For the entries below, count the lines that contain the word "true" and reply with that number only.

--- Source material ---

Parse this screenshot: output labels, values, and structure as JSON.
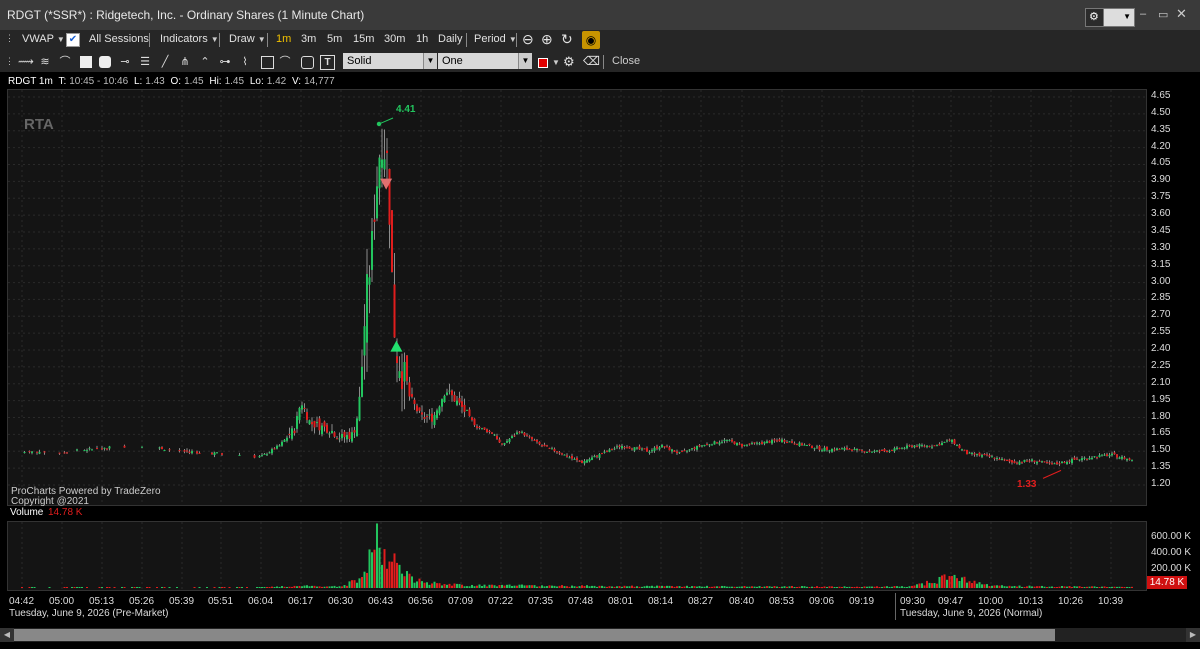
{
  "window": {
    "title": "RDGT (*SSR*) : Ridgetech, Inc. - Ordinary Shares (1 Minute Chart)"
  },
  "toolbar": {
    "vwap": "VWAP",
    "all_sessions": "All Sessions",
    "indicators": "Indicators",
    "draw": "Draw",
    "intervals": [
      "1m",
      "3m",
      "5m",
      "15m",
      "30m",
      "1h",
      "Daily"
    ],
    "active_interval": "1m",
    "period": "Period"
  },
  "drawbar": {
    "line_style": "Solid",
    "line_count": "One",
    "close": "Close",
    "color": "#e00000"
  },
  "info": {
    "symbol": "RDGT 1m",
    "t_label": "T:",
    "t_value": "10:45 - 10:46",
    "l_label": "L:",
    "l_value": "1.43",
    "o_label": "O:",
    "o_value": "1.45",
    "hi_label": "Hi:",
    "hi_value": "1.45",
    "lo_label": "Lo:",
    "lo_value": "1.42",
    "v_label": "V:",
    "v_value": "14,777"
  },
  "chart_overlay": {
    "watermark": "RTA",
    "brand_line1": "ProCharts Powered by TradeZero",
    "brand_line2": "Copyright @2021",
    "high_label": "4.41",
    "low_label": "1.33"
  },
  "volume": {
    "label": "Volume",
    "value": "14.78 K",
    "current_badge": "14.78 K"
  },
  "volume_axis": {
    "ticks": [
      "600.00 K",
      "400.00 K",
      "200.00 K"
    ]
  },
  "y_axis": {
    "ticks": [
      "4.65",
      "4.50",
      "4.35",
      "4.20",
      "4.05",
      "3.90",
      "3.75",
      "3.60",
      "3.45",
      "3.30",
      "3.15",
      "3.00",
      "2.85",
      "2.70",
      "2.55",
      "2.40",
      "2.25",
      "2.10",
      "1.95",
      "1.80",
      "1.65",
      "1.50",
      "1.35",
      "1.20"
    ]
  },
  "x_axis": {
    "ticks": [
      "04:42",
      "05:00",
      "05:13",
      "05:26",
      "05:39",
      "05:51",
      "06:04",
      "06:17",
      "06:30",
      "06:43",
      "06:56",
      "07:09",
      "07:22",
      "07:35",
      "07:48",
      "08:01",
      "08:14",
      "08:27",
      "08:40",
      "08:53",
      "09:06",
      "09:19",
      "09:30",
      "09:47",
      "10:00",
      "10:13",
      "10:26",
      "10:39"
    ],
    "session_premarket": "Tuesday, June 9, 2026 (Pre-Market)",
    "session_normal": "Tuesday, June 9, 2026 (Normal)"
  },
  "colors": {
    "up": "#22c55e",
    "down": "#e11d1d",
    "accent_interval": "#f0c000",
    "badge_bg": "#d01010"
  },
  "chart_data": {
    "type": "candlestick",
    "title": "RDGT (*SSR*) : Ridgetech, Inc. - Ordinary Shares (1 Minute Chart)",
    "ylim": [
      1.2,
      4.65
    ],
    "high_marker": 4.41,
    "low_marker": 1.33,
    "price_path": [
      [
        "04:42",
        1.5
      ],
      [
        "05:00",
        1.49
      ],
      [
        "05:13",
        1.53
      ],
      [
        "05:26",
        1.55
      ],
      [
        "05:39",
        1.5
      ],
      [
        "05:51",
        1.48
      ],
      [
        "06:04",
        1.45
      ],
      [
        "06:10",
        1.55
      ],
      [
        "06:15",
        1.7
      ],
      [
        "06:17",
        1.95
      ],
      [
        "06:20",
        1.75
      ],
      [
        "06:26",
        1.7
      ],
      [
        "06:30",
        1.62
      ],
      [
        "06:34",
        1.65
      ],
      [
        "06:36",
        1.9
      ],
      [
        "06:38",
        2.8
      ],
      [
        "06:40",
        3.3
      ],
      [
        "06:41",
        3.7
      ],
      [
        "06:42",
        4.0
      ],
      [
        "06:43",
        4.3
      ],
      [
        "06:45",
        4.1
      ],
      [
        "06:46",
        3.5
      ],
      [
        "06:47",
        2.7
      ],
      [
        "06:48",
        2.4
      ],
      [
        "06:50",
        2.2
      ],
      [
        "06:52",
        2.0
      ],
      [
        "06:54",
        1.9
      ],
      [
        "06:56",
        1.8
      ],
      [
        "07:00",
        1.8
      ],
      [
        "07:04",
        2.05
      ],
      [
        "07:09",
        1.9
      ],
      [
        "07:14",
        1.72
      ],
      [
        "07:20",
        1.65
      ],
      [
        "07:22",
        1.55
      ],
      [
        "07:28",
        1.68
      ],
      [
        "07:35",
        1.55
      ],
      [
        "07:40",
        1.5
      ],
      [
        "07:48",
        1.4
      ],
      [
        "07:55",
        1.48
      ],
      [
        "08:01",
        1.55
      ],
      [
        "08:10",
        1.5
      ],
      [
        "08:14",
        1.55
      ],
      [
        "08:20",
        1.48
      ],
      [
        "08:27",
        1.55
      ],
      [
        "08:35",
        1.6
      ],
      [
        "08:40",
        1.55
      ],
      [
        "08:53",
        1.6
      ],
      [
        "09:06",
        1.52
      ],
      [
        "09:15",
        1.52
      ],
      [
        "09:19",
        1.5
      ],
      [
        "09:24",
        1.5
      ],
      [
        "09:30",
        1.55
      ],
      [
        "09:40",
        1.55
      ],
      [
        "09:47",
        1.6
      ],
      [
        "09:52",
        1.48
      ],
      [
        "10:00",
        1.45
      ],
      [
        "10:07",
        1.4
      ],
      [
        "10:13",
        1.42
      ],
      [
        "10:20",
        1.38
      ],
      [
        "10:26",
        1.42
      ],
      [
        "10:33",
        1.45
      ],
      [
        "10:39",
        1.47
      ],
      [
        "10:46",
        1.42
      ]
    ],
    "volume_path": [
      [
        "04:42",
        5
      ],
      [
        "06:04",
        8
      ],
      [
        "06:17",
        30
      ],
      [
        "06:30",
        20
      ],
      [
        "06:36",
        120
      ],
      [
        "06:38",
        350
      ],
      [
        "06:40",
        500
      ],
      [
        "06:41",
        650
      ],
      [
        "06:42",
        780
      ],
      [
        "06:43",
        600
      ],
      [
        "06:45",
        480
      ],
      [
        "06:47",
        380
      ],
      [
        "06:50",
        220
      ],
      [
        "06:56",
        90
      ],
      [
        "07:09",
        40
      ],
      [
        "08:01",
        25
      ],
      [
        "09:06",
        20
      ],
      [
        "09:19",
        15
      ],
      [
        "09:30",
        25
      ],
      [
        "09:47",
        160
      ],
      [
        "10:00",
        30
      ],
      [
        "10:26",
        20
      ],
      [
        "10:46",
        15
      ]
    ]
  }
}
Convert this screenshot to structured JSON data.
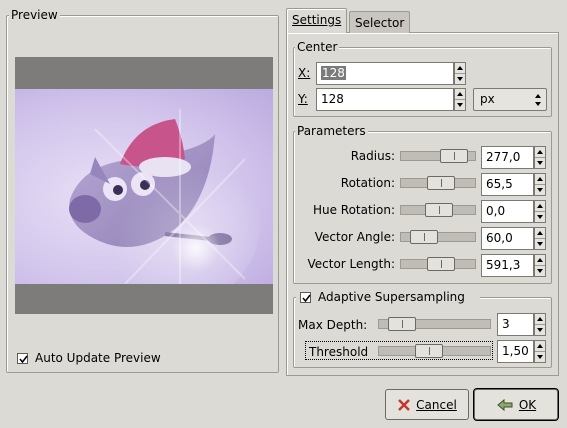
{
  "preview": {
    "title": "Preview",
    "auto_update_label": "Auto Update Preview",
    "auto_update_checked": true
  },
  "tabs": [
    {
      "label": "Settings",
      "active": true
    },
    {
      "label": "Selector",
      "active": false
    }
  ],
  "center": {
    "title": "Center",
    "x_label": "X:",
    "x_value": "128",
    "y_label": "Y:",
    "y_value": "128",
    "unit": "px"
  },
  "parameters": {
    "title": "Parameters",
    "rows": [
      {
        "label": "Radius:",
        "value": "277,0",
        "fraction": 0.82
      },
      {
        "label": "Rotation:",
        "value": "65,5",
        "fraction": 0.55
      },
      {
        "label": "Hue Rotation:",
        "value": "0,0",
        "fraction": 0.5
      },
      {
        "label": "Vector Angle:",
        "value": "60,0",
        "fraction": 0.18
      },
      {
        "label": "Vector Length:",
        "value": "591,3",
        "fraction": 0.55
      }
    ]
  },
  "supersampling": {
    "label": "Adaptive Supersampling",
    "checked": true,
    "max_depth_label": "Max Depth:",
    "max_depth_value": "3",
    "max_depth_fraction": 0.11,
    "threshold_label": "Threshold",
    "threshold_value": "1,50",
    "threshold_fraction": 0.42
  },
  "buttons": {
    "cancel": "Cancel",
    "ok": "OK"
  },
  "colors": {
    "background": "#dcdad5",
    "preview_bg": "#7d7c7a",
    "image_tint": "#d3c6ec"
  }
}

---

**Result below:** 3